I wish I could get this as a tshirt…
Psychologist Darrel Ray, who was raised in a conservative Christian household, conducted an online survey to determine the impact of religion on sexual satisfaction.
Ray set out to confirm whether his own experience- that his sex life vastly improved when he ditched religion- bore out among others. Ray, who authored the book The God Virus: How God Infects Our Lives and Culture, sought out 14,500 people who had once been religious or raised in a religious environment before becoming atheist or agnostic. What Ray discovered is that guilt seems to heavily influence sexual satisfaction in many specific subsets of Christianity.

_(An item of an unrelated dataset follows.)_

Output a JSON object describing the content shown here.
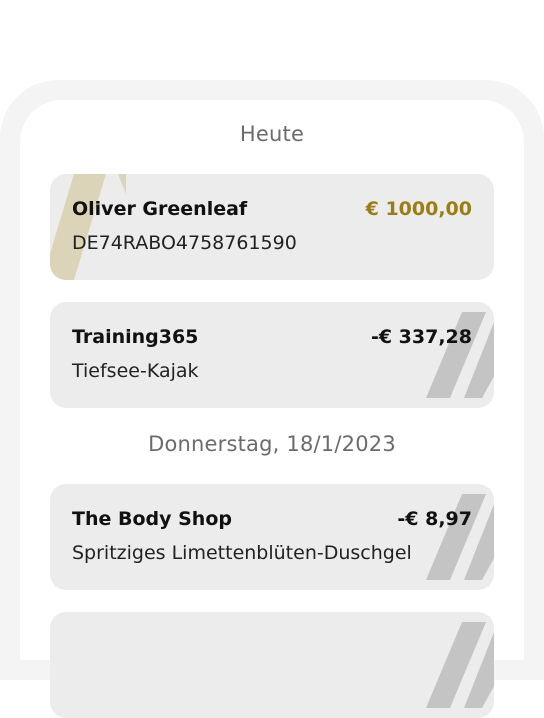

The survey did not adhere to social science study guidelines, but Ray reported the results as follows:
Those who had been raised Mormon with their strict views about sex, showed the highest rating among those who had sexual guilt with an average score of 8.19 out of 10. Others with similar responses were Jehovah’s Witness, Pentecostal, Seventh Day Adventist and Baptist.
Catholics, on the other hand, rated their guilt at 6.34 and Lutherans came in at 5.88. Atheists and agnostics were the lowest in guilt at 4.71 and 4.81.
University of Texas at Austin associate professor Mark Regnerus dismissed the survey as biased and said Ray’s methods were “unscientific,” adding:
“It appears that it was a ‘fill it out if you want to’ kind of survey that is not random, not nationally representative, and relies entirely on self-selection,” he said. “In other words, they have data from people who felt like filling out a survey on atheism and sex. As a result, I am not surprised at their findings.”
Regnerus said the results were based on “hearsay or guesswork,” and opined:
“I don’t fault the author for running the survey he did, but it does display research methods which do not meet the standards of most published social science.”
Indeed, the results would have been a bit more interesting even just stacked against responses from religious folk who consider themselves sexually satisfied. Do you agree with Ray’s findings? Does religion or lack thereof significantly affect your view on sex?
THE Baillieu Government will move to ban a bad-taste concert being staged on one of the most sacred days of the Christian year.
Easter Mass 11, featuring Christian-hating heavy metal bands, has been planned for a Northcote venue on Good Friday, mocking the day’s religious significance.
It would be headlined by Sydney shock group Jesus Christ – a tribute act to deceased US punk rocker GG Allin, who typically defecated and urinated on stage, rolled in faeces, consumed excrement and committed self-harm.
An online advertisement for the event says: “On this, the most important day on the Christian calendar, the Lord and Saviour Jesus Christ will be destroying himself not for your sins, but for your pure entertainment.
“Performing communion at the mass service will be … Reverend Hackxwhore, Pastor Jigsaw Torture and Father Drongo.”
But Consumer Affairs Minister Michael O’Brien said the State Government would move to ban the event under liquor laws covering offensive images and religious vilification.
“I have asked the director of Liquor Licensing to look into whether this tasteless and moronic promotion complies with the Liquor Control Reform Act,” Mr O’Brien said.
A barbecue and meat tray offer is to be held at the gig on Good Friday – a strictly meat-free day for Catholics and some other Christians, but a religious holiday observed by all Christian faiths to commemorate the crucifixion of Jesus Christ.
Religious groups are expected to picket the April 22 event at Northcote bar 303 if it goes ahead. Anglican Archdeacon Andrew Oddy said the gig insulted people’s faith.
“The timing of the event is utterly insensitive and to have it on Good Friday is simply designed to cause offence,” he said.
Performer “Carcass” Butcher said the concert was “just a bit of harmless fun”.
The Brumby government unsuccessfully attempted to shut down a controversial Mother’s Day kickboxing tournament, called Mother’s Day Mayhem, in 2009.